## Your goal
Print all entries below exactly, without images.

## Data to use
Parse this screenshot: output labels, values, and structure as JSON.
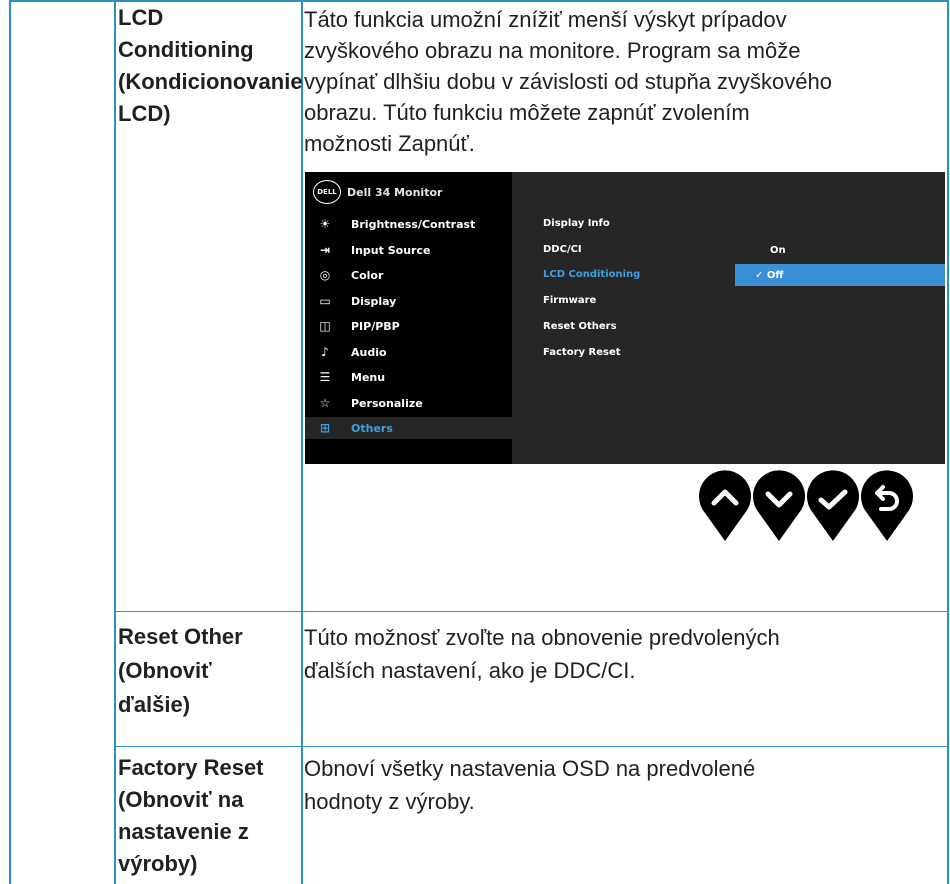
{
  "rows": [
    {
      "label_lines": [
        "LCD",
        "Conditioning",
        "(Kondicionovanie",
        "LCD)"
      ],
      "desc_lines": [
        "Táto funkcia umožní znížiť menší výskyt prípadov",
        "zvyškového obrazu na monitore. Program sa môže",
        "vypínať dlhšiu dobu v závislosti od stupňa zvyškového",
        "obrazu. Túto funkciu môžete zapnúť zvolením",
        "možnosti Zapnúť."
      ]
    },
    {
      "label_lines": [
        "Reset Other",
        "(Obnoviť",
        "ďalšie)"
      ],
      "desc_lines": [
        "Túto možnosť zvoľte na obnovenie predvolených",
        "ďalších nastavení, ako je DDC/CI."
      ]
    },
    {
      "label_lines": [
        "Factory Reset",
        "(Obnoviť na",
        "nastavenie z",
        "výroby)"
      ],
      "desc_lines": [
        "Obnoví všetky nastavenia OSD na predvolené",
        "hodnoty z výroby."
      ]
    }
  ],
  "osd": {
    "logo": "DELL",
    "title": "Dell 34 Monitor",
    "menu": [
      {
        "label": "Brightness/Contrast",
        "icon": "☀"
      },
      {
        "label": "Input Source",
        "icon": "⇥"
      },
      {
        "label": "Color",
        "icon": "◎"
      },
      {
        "label": "Display",
        "icon": "▭"
      },
      {
        "label": "PIP/PBP",
        "icon": "◫"
      },
      {
        "label": "Audio",
        "icon": "♪"
      },
      {
        "label": "Menu",
        "icon": "☰"
      },
      {
        "label": "Personalize",
        "icon": "☆"
      },
      {
        "label": "Others",
        "icon": "⊞"
      }
    ],
    "submenu": [
      "Display Info",
      "DDC/CI",
      "LCD Conditioning",
      "Firmware",
      "Reset Others",
      "Factory Reset"
    ],
    "options": {
      "on": "On",
      "off": "✓ Off"
    }
  },
  "buttons": [
    "up-icon",
    "down-icon",
    "check-icon",
    "back-icon"
  ],
  "colors": {
    "table_line": "#2e8fc3",
    "osd_highlight": "#3b8fd6",
    "osd_active_text": "#3fa0dd"
  }
}
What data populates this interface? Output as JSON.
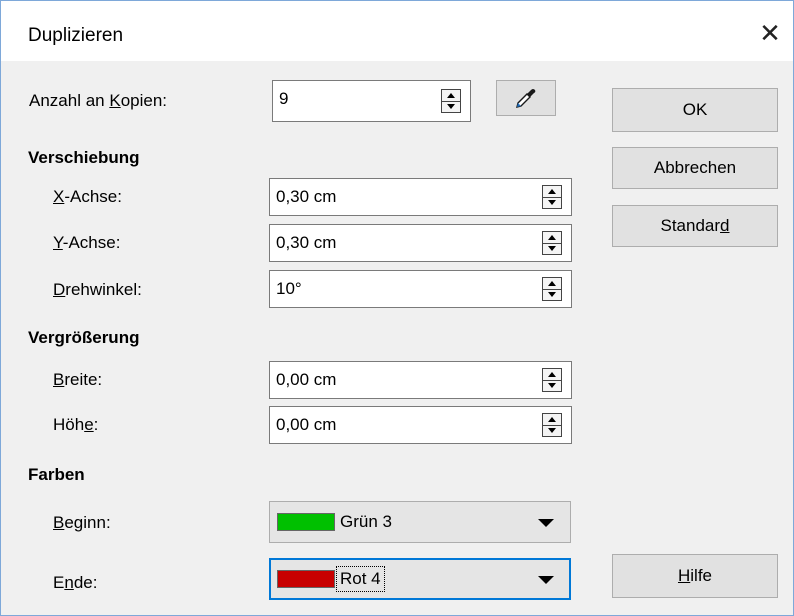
{
  "dialog": {
    "title": "Duplizieren",
    "close_symbol": "✕"
  },
  "copies": {
    "label_pre": "Anzahl an ",
    "label_u": "K",
    "label_post": "opien:",
    "value": "9"
  },
  "offset": {
    "heading": "Verschiebung",
    "x_axis": {
      "label_u": "X",
      "label_post": "-Achse:",
      "value": "0,30 cm"
    },
    "y_axis": {
      "label_u": "Y",
      "label_post": "-Achse:",
      "value": "0,30 cm"
    },
    "angle": {
      "label_u": "D",
      "label_post": "rehwinkel:",
      "value": "10°"
    }
  },
  "enlargement": {
    "heading": "Vergrößerung",
    "width": {
      "label_u": "B",
      "label_post": "reite:",
      "value": "0,00 cm"
    },
    "height": {
      "label_pre": "Höh",
      "label_u": "e",
      "label_post": ":",
      "value": "0,00 cm"
    }
  },
  "colors": {
    "heading": "Farben",
    "start": {
      "label_u": "B",
      "label_post": "eginn:",
      "value": "Grün 3",
      "swatch": "#00c000"
    },
    "end": {
      "label_pre": "E",
      "label_u": "n",
      "label_post": "de:",
      "value": "Rot 4",
      "swatch": "#c80000"
    }
  },
  "buttons": {
    "ok": "OK",
    "cancel": "Abbrechen",
    "default_pre": "Standar",
    "default_u": "d",
    "help_u": "H",
    "help_post": "ilfe"
  },
  "icons": {
    "close": "close-icon",
    "pipette": "pipette-icon",
    "spin_up": "spin-up-icon",
    "spin_down": "spin-down-icon",
    "dropdown": "chevron-down-icon"
  },
  "theme": {
    "focus_color": "#0078d7",
    "dialog_bg": "#f0f0f0"
  }
}
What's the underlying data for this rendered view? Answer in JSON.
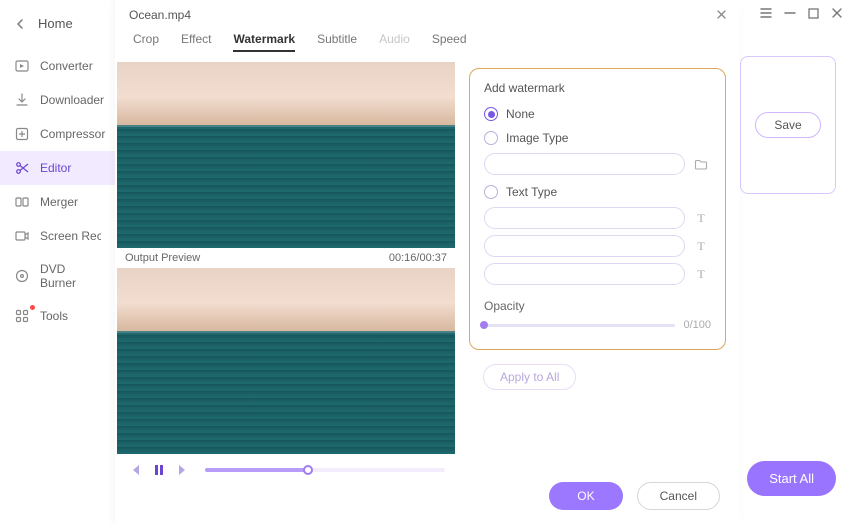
{
  "sidebar": {
    "home": "Home",
    "items": [
      {
        "label": "Converter"
      },
      {
        "label": "Downloader"
      },
      {
        "label": "Compressor"
      },
      {
        "label": "Editor"
      },
      {
        "label": "Merger"
      },
      {
        "label": "Screen Recorder"
      },
      {
        "label": "DVD Burner"
      },
      {
        "label": "Tools"
      }
    ]
  },
  "bg": {
    "save": "Save",
    "start_all": "Start All"
  },
  "modal": {
    "title": "Ocean.mp4",
    "tabs": {
      "crop": "Crop",
      "effect": "Effect",
      "watermark": "Watermark",
      "subtitle": "Subtitle",
      "audio": "Audio",
      "speed": "Speed"
    },
    "preview": {
      "output_label": "Output Preview",
      "time": "00:16/00:37"
    },
    "panel": {
      "title": "Add watermark",
      "none": "None",
      "image_type": "Image Type",
      "text_type": "Text Type",
      "opacity_label": "Opacity",
      "opacity_value": "0/100"
    },
    "apply_all": "Apply to All",
    "ok": "OK",
    "cancel": "Cancel"
  }
}
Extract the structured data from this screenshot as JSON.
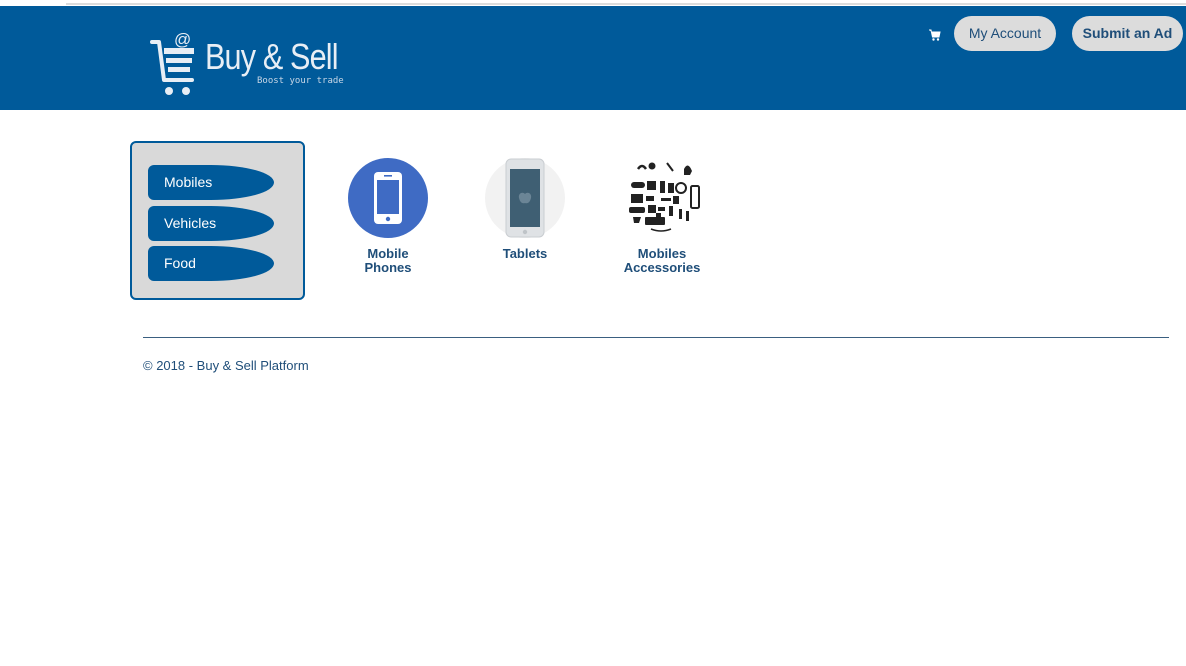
{
  "header": {
    "logo": {
      "title": "Buy & Sell",
      "tagline": "Boost your trade"
    },
    "cart_icon": "shopping-cart-icon",
    "my_account_label": "My Account",
    "submit_ad_label": "Submit an Ad",
    "background_color": "#005a9a"
  },
  "sidebar": {
    "items": [
      {
        "label": "Mobiles"
      },
      {
        "label": "Vehicles"
      },
      {
        "label": "Food"
      }
    ]
  },
  "categories": [
    {
      "label_line1": "Mobile",
      "label_line2": "Phones",
      "icon": "mobile-phone-icon"
    },
    {
      "label_line1": "Tablets",
      "label_line2": "",
      "icon": "tablet-icon"
    },
    {
      "label_line1": "Mobiles",
      "label_line2": "Accessories",
      "icon": "accessories-icon"
    }
  ],
  "footer": {
    "text": "© 2018 - Buy & Sell Platform"
  }
}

## Result below
Parse this screenshot: output labels, values, and structure as JSON.
{
  "rows": [
    {
      "label_lines": [
        "LCD",
        "Conditioning",
        "(Kondicionovanie",
        "LCD)"
      ],
      "desc_lines": [
        "Táto funkcia umožní znížiť menší výskyt prípadov",
        "zvyškového obrazu na monitore. Program sa môže",
        "vypínať dlhšiu dobu v závislosti od stupňa zvyškového",
        "obrazu. Túto funkciu môžete zapnúť zvolením",
        "možnosti Zapnúť."
      ]
    },
    {
      "label_lines": [
        "Reset Other",
        "(Obnoviť",
        "ďalšie)"
      ],
      "desc_lines": [
        "Túto možnosť zvoľte na obnovenie predvolených",
        "ďalších nastavení, ako je DDC/CI."
      ]
    },
    {
      "label_lines": [
        "Factory Reset",
        "(Obnoviť na",
        "nastavenie z",
        "výroby)"
      ],
      "desc_lines": [
        "Obnoví všetky nastavenia OSD na predvolené",
        "hodnoty z výroby."
      ]
    }
  ],
  "osd": {
    "logo": "DELL",
    "title": "Dell 34 Monitor",
    "menu": [
      {
        "label": "Brightness/Contrast",
        "icon": "☀"
      },
      {
        "label": "Input Source",
        "icon": "⇥"
      },
      {
        "label": "Color",
        "icon": "◎"
      },
      {
        "label": "Display",
        "icon": "▭"
      },
      {
        "label": "PIP/PBP",
        "icon": "◫"
      },
      {
        "label": "Audio",
        "icon": "♪"
      },
      {
        "label": "Menu",
        "icon": "☰"
      },
      {
        "label": "Personalize",
        "icon": "☆"
      },
      {
        "label": "Others",
        "icon": "⊞"
      }
    ],
    "submenu": [
      "Display Info",
      "DDC/CI",
      "LCD Conditioning",
      "Firmware",
      "Reset Others",
      "Factory Reset"
    ],
    "options": {
      "on": "On",
      "off": "✓ Off"
    }
  },
  "buttons": [
    "up-icon",
    "down-icon",
    "check-icon",
    "back-icon"
  ],
  "colors": {
    "table_line": "#2e8fc3",
    "osd_highlight": "#3b8fd6",
    "osd_active_text": "#3fa0dd"
  }
}
What data populates this interface? Output as JSON.
{
  "dialog": {
    "title": "Duplizieren",
    "close_symbol": "✕"
  },
  "copies": {
    "label_pre": "Anzahl an ",
    "label_u": "K",
    "label_post": "opien:",
    "value": "9"
  },
  "offset": {
    "heading": "Verschiebung",
    "x_axis": {
      "label_u": "X",
      "label_post": "-Achse:",
      "value": "0,30 cm"
    },
    "y_axis": {
      "label_u": "Y",
      "label_post": "-Achse:",
      "value": "0,30 cm"
    },
    "angle": {
      "label_u": "D",
      "label_post": "rehwinkel:",
      "value": "10°"
    }
  },
  "enlargement": {
    "heading": "Vergrößerung",
    "width": {
      "label_u": "B",
      "label_post": "reite:",
      "value": "0,00 cm"
    },
    "height": {
      "label_pre": "Höh",
      "label_u": "e",
      "label_post": ":",
      "value": "0,00 cm"
    }
  },
  "colors": {
    "heading": "Farben",
    "start": {
      "label_u": "B",
      "label_post": "eginn:",
      "value": "Grün 3",
      "swatch": "#00c000"
    },
    "end": {
      "label_pre": "E",
      "label_u": "n",
      "label_post": "de:",
      "value": "Rot 4",
      "swatch": "#c80000"
    }
  },
  "buttons": {
    "ok": "OK",
    "cancel": "Abbrechen",
    "default_pre": "Standar",
    "default_u": "d",
    "help_u": "H",
    "help_post": "ilfe"
  },
  "icons": {
    "close": "close-icon",
    "pipette": "pipette-icon",
    "spin_up": "spin-up-icon",
    "spin_down": "spin-down-icon",
    "dropdown": "chevron-down-icon"
  },
  "theme": {
    "focus_color": "#0078d7",
    "dialog_bg": "#f0f0f0"
  }
}
What's the underlying data for this rendered view? Answer in JSON.
{
  "sidebar": {
    "home": "Home",
    "items": [
      {
        "label": "Converter"
      },
      {
        "label": "Downloader"
      },
      {
        "label": "Compressor"
      },
      {
        "label": "Editor"
      },
      {
        "label": "Merger"
      },
      {
        "label": "Screen Recorder"
      },
      {
        "label": "DVD Burner"
      },
      {
        "label": "Tools"
      }
    ]
  },
  "bg": {
    "save": "Save",
    "start_all": "Start All"
  },
  "modal": {
    "title": "Ocean.mp4",
    "tabs": {
      "crop": "Crop",
      "effect": "Effect",
      "watermark": "Watermark",
      "subtitle": "Subtitle",
      "audio": "Audio",
      "speed": "Speed"
    },
    "preview": {
      "output_label": "Output Preview",
      "time": "00:16/00:37"
    },
    "panel": {
      "title": "Add watermark",
      "none": "None",
      "image_type": "Image Type",
      "text_type": "Text Type",
      "opacity_label": "Opacity",
      "opacity_value": "0/100"
    },
    "apply_all": "Apply to All",
    "ok": "OK",
    "cancel": "Cancel"
  }
}
Extract the structured data from this screenshot as JSON.
{
  "header": {
    "logo": {
      "title": "Buy & Sell",
      "tagline": "Boost your trade"
    },
    "cart_icon": "shopping-cart-icon",
    "my_account_label": "My Account",
    "submit_ad_label": "Submit an Ad",
    "background_color": "#005a9a"
  },
  "sidebar": {
    "items": [
      {
        "label": "Mobiles"
      },
      {
        "label": "Vehicles"
      },
      {
        "label": "Food"
      }
    ]
  },
  "categories": [
    {
      "label_line1": "Mobile",
      "label_line2": "Phones",
      "icon": "mobile-phone-icon"
    },
    {
      "label_line1": "Tablets",
      "label_line2": "",
      "icon": "tablet-icon"
    },
    {
      "label_line1": "Mobiles",
      "label_line2": "Accessories",
      "icon": "accessories-icon"
    }
  ],
  "footer": {
    "text": "© 2018 - Buy & Sell Platform"
  }
}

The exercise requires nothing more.